[Opening STORED DATA section]

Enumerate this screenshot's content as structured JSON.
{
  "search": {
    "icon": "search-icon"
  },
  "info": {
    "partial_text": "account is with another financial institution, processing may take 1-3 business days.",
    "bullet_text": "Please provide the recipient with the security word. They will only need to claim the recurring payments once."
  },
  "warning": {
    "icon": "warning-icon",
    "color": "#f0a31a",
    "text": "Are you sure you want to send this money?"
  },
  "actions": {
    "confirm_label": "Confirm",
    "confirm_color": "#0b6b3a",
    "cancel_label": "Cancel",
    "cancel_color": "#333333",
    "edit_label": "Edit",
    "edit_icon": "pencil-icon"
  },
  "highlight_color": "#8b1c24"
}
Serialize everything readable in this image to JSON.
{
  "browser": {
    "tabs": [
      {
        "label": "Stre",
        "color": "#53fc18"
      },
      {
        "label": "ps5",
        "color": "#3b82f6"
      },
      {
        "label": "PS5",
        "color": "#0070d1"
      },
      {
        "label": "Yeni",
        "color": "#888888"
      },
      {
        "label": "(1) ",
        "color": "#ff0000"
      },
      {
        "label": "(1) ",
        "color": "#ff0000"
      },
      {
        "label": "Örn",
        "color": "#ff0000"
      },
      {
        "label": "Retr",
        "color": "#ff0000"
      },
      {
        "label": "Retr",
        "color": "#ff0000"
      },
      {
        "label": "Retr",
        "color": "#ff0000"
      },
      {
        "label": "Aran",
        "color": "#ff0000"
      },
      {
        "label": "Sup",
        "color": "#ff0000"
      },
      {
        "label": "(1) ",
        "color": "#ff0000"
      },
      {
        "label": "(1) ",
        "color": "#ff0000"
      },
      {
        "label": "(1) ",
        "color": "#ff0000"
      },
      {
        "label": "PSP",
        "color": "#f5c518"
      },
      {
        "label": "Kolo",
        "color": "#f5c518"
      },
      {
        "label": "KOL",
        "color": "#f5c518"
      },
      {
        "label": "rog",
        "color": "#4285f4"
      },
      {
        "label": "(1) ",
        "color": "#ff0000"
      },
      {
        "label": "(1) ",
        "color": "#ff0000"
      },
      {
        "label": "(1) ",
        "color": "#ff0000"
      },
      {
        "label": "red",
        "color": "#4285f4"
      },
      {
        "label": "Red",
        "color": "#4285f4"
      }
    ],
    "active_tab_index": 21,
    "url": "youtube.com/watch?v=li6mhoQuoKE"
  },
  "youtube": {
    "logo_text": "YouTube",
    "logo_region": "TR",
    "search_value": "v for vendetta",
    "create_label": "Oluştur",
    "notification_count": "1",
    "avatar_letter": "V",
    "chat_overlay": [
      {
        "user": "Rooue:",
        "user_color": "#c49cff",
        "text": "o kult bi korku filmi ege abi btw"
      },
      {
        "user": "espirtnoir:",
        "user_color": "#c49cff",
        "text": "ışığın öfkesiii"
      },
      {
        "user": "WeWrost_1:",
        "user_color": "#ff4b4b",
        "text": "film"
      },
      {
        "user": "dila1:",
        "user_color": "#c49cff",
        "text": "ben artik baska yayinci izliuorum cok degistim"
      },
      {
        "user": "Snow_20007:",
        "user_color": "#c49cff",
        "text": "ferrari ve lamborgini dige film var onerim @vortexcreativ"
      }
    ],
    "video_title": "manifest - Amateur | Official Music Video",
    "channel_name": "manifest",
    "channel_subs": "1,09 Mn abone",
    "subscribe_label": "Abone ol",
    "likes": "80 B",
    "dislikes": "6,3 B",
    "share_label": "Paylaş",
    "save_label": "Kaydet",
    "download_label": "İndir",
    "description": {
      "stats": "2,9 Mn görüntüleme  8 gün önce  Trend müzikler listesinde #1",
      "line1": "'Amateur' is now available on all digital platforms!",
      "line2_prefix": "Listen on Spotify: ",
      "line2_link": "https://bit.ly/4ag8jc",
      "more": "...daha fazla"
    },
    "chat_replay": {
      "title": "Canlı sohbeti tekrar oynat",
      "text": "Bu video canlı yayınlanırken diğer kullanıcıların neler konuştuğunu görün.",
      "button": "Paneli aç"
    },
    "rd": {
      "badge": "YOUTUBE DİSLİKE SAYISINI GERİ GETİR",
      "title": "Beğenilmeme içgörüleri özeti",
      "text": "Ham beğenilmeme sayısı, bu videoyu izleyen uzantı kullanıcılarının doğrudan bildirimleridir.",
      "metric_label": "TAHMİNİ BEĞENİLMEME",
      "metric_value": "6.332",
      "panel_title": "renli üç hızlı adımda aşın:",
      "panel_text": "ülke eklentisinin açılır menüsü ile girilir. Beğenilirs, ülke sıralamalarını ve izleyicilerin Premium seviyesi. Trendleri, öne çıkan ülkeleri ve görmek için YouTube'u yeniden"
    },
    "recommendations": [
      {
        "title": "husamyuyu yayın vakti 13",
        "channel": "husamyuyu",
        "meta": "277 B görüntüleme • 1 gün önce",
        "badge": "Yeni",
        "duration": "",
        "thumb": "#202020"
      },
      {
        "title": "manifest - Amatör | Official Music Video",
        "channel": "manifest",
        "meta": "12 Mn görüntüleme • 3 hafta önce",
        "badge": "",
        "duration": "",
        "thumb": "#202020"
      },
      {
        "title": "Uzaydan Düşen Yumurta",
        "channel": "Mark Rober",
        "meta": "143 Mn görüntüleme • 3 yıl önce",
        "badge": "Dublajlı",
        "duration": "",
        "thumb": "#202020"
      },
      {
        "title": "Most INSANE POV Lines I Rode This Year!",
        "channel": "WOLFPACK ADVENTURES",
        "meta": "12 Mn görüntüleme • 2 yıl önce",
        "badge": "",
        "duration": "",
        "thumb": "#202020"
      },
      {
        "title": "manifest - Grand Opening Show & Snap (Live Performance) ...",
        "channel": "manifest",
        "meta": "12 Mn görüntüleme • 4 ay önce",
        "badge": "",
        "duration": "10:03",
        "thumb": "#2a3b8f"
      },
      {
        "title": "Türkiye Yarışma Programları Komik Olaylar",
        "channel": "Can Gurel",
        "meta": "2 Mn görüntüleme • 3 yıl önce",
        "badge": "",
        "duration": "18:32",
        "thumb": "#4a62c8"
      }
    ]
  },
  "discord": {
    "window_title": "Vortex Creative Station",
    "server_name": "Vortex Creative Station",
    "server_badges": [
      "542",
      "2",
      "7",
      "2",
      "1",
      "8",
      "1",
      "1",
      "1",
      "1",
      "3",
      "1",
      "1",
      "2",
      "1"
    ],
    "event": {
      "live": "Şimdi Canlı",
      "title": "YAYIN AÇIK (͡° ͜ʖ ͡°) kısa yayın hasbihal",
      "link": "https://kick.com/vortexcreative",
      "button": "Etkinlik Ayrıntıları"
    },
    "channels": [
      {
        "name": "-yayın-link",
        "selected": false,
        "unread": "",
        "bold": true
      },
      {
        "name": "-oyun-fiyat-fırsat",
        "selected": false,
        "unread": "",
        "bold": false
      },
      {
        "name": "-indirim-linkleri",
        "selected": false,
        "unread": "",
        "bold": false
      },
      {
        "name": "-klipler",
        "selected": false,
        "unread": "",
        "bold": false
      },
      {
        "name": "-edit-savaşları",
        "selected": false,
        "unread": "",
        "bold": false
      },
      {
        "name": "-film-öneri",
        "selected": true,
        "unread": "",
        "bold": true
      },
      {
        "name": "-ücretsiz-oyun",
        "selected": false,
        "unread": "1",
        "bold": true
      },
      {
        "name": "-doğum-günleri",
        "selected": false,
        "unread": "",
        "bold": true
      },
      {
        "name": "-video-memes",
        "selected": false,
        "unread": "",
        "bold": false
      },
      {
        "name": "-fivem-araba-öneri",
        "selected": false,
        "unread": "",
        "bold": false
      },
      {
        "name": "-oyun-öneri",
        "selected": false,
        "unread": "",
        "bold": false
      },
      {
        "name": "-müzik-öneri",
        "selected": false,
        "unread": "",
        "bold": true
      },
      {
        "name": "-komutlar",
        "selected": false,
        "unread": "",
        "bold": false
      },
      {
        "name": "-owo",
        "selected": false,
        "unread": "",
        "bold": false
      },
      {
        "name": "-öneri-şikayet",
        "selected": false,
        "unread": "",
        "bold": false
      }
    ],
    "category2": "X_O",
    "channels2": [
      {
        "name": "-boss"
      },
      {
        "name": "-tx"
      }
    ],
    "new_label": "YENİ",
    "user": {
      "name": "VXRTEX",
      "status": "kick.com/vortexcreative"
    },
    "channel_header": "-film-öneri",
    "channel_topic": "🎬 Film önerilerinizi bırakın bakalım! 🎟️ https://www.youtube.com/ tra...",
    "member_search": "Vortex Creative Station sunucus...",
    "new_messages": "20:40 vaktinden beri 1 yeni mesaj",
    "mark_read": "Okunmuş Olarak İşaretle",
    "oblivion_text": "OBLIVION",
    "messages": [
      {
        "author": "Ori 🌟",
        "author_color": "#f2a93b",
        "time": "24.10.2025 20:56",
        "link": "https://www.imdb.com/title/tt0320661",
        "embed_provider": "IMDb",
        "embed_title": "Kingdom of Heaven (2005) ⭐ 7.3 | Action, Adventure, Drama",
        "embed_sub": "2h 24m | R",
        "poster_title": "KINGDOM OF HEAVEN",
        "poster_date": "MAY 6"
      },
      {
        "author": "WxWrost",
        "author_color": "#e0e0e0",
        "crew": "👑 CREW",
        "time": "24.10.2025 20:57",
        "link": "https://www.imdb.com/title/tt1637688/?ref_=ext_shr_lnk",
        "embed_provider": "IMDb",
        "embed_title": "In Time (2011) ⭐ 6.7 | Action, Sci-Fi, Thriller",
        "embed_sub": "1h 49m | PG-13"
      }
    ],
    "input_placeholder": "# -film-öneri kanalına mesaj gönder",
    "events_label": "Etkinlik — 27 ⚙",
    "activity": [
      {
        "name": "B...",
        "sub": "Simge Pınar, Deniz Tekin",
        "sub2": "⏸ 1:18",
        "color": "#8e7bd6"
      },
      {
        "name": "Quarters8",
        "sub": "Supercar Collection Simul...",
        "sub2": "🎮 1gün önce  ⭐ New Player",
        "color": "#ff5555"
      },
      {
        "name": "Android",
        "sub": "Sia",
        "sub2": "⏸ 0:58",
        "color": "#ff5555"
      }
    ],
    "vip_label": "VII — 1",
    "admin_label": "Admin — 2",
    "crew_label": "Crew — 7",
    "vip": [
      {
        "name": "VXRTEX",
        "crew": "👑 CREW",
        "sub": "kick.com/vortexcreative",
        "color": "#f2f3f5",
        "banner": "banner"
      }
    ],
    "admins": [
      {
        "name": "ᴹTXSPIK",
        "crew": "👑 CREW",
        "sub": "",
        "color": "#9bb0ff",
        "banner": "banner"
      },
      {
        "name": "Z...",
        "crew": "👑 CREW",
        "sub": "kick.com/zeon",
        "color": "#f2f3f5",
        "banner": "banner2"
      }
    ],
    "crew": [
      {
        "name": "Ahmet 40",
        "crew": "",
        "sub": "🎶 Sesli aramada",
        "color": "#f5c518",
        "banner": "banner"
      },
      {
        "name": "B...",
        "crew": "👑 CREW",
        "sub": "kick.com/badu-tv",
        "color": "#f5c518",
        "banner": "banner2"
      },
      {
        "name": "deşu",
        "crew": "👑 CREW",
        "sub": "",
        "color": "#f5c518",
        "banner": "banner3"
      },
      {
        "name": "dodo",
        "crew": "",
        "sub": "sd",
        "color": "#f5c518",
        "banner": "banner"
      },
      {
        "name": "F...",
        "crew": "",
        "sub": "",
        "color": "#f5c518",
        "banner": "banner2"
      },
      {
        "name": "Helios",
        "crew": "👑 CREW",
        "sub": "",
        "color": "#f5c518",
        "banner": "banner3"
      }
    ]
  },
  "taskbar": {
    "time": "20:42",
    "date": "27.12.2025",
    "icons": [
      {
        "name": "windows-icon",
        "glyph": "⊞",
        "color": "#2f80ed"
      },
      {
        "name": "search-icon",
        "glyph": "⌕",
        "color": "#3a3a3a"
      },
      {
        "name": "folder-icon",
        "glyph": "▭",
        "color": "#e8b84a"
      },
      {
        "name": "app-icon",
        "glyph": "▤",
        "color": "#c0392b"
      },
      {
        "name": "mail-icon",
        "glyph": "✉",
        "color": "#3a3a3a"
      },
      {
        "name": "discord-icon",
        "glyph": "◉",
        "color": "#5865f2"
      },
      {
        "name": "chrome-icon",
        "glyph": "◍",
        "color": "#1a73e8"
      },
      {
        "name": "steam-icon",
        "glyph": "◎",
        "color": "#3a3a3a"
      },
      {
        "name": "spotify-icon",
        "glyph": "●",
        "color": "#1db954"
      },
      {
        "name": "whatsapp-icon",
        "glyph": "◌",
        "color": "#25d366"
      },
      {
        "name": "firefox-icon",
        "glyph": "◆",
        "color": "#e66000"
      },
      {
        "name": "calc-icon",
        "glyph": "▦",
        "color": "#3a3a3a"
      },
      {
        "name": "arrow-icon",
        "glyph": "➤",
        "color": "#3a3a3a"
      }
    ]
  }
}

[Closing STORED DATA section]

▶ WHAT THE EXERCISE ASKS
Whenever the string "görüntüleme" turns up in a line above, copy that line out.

▶ ANSWER TO THIS PROBLEM
      "stats": "2,9 Mn görüntüleme  8 gün önce  Trend müzikler listesinde #1",
        "meta": "277 B görüntüleme • 1 gün önce",
        "meta": "12 Mn görüntüleme • 3 hafta önce",
        "meta": "143 Mn görüntüleme • 3 yıl önce",
        "meta": "12 Mn görüntüleme • 2 yıl önce",
        "meta": "12 Mn görüntüleme • 4 ay önce",
        "meta": "2 Mn görüntüleme • 3 yıl önce",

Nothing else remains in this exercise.